Monterey fish transparent head

Researchers from the Monterey Bay Aquarium Research Institute in California have discovered a fish with a transparent head that can see through its own forehead. Known as the barrelfish, this species has only been seen on rare occasions in the past.

This month, MBARI researchers were able to capture footage of a barreleye fish in its natural habitat. The film was taken thousands of feet below the surface of Monterey Bay, off the coast of California, and was recorded by a submersible. According to the institution, this is one of just nine instances in which it has been successful in locating the species.

The scientific name of the fish is Macropinna microstoma, and it develops at depths between 600 and 800 meters, in other words, where no light can reach it. It is around fifteen centimeters in length and feeds on zooplankton. But, perhaps most importantly, its head and a portion of its torso are entirely translucent! As a result, they provide an insight into some of its organs.

Even the most seasoned marine scientists are taken aback by this one-of-a-kind creature. ‘These deep-sea fish have the ability to see through their own foreheads,’ according to MBARI’s website. “Although there are other adaptations for seeing in near complete darkness, the Macropinna microstoma stands out as one of the most odd in a world crowded with them.

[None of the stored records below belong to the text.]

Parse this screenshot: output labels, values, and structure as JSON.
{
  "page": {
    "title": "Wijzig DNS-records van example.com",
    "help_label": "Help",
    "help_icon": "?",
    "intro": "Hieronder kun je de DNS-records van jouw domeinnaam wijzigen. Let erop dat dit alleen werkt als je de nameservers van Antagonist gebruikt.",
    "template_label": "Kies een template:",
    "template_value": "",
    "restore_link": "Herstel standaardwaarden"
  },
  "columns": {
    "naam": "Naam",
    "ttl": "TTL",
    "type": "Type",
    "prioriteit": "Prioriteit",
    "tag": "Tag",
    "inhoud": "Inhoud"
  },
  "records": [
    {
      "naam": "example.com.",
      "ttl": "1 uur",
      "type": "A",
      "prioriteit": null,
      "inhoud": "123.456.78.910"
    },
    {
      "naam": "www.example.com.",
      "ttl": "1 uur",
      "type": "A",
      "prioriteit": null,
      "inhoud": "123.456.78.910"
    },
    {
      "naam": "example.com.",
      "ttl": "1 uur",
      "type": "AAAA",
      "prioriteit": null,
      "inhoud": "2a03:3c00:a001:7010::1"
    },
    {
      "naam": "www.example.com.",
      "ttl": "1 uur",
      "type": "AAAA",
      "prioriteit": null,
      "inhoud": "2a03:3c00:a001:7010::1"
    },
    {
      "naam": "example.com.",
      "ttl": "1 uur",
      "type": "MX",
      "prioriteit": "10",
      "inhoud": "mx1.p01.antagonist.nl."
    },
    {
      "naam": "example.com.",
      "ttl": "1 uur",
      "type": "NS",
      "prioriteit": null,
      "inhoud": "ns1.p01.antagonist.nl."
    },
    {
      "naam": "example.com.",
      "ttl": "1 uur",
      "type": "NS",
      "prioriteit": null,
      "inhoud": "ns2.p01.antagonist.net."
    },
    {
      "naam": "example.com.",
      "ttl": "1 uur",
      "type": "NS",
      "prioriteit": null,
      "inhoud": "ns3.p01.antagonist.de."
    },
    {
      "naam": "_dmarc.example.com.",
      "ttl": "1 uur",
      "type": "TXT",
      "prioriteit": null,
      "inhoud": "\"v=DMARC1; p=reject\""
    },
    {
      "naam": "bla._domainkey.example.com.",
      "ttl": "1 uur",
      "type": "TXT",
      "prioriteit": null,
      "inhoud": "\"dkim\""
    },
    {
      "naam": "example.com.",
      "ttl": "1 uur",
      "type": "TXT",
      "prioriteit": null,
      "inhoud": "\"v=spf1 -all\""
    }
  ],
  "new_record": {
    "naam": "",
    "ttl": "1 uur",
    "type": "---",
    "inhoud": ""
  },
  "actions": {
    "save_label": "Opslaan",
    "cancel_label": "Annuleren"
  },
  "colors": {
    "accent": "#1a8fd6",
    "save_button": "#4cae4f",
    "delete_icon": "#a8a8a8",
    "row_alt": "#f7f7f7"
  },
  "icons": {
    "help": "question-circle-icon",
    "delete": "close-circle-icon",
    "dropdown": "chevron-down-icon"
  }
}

Rather of having eyes, the fish has olfactory organs in the two holes where its eyes would typically be situated, and its eyeballs are behind its face, making two brilliant green orbs that peer upward from its head.”

This is not the first time that the MBARI camera has come into contact with the macropinna microstoma species. However, this is still a rather unusual occurrence: out of more than 5,000 dives, this peculiar fish has only been sighted 10 times, according to Geo.

Macropinna microstoma may be found in their native environment in the Bering Sea, Japan, and Baja California, among other places. They live in the “twilight zone” of the ocean, which is around 650 to 3,300 feet deep, and so no precise figure for the total number of Macropinna microstoma in the world can be determined. MBARI has been very fortunate with its recent discoveries. Earlier this month, the organization was able to catch video of a massive phantom jellyfish.

Another MBARI expert told Live Science that they are less likely to meet barrel-eye fish in the twilight zone than they are to encounter other types of fish. Lantern fish and prickly mouths are among the other types of fish that may be found in these waters.

Steven Peck

Working as an editor for the Scientific Origin, Steven is a meticulous professional who strives for excellence and user satisfaction. He is highly passionate about technology, having himself gained a bachelor's degree from the University of South Florida in Information Technology. He covers a wide range of subjects for our magazine.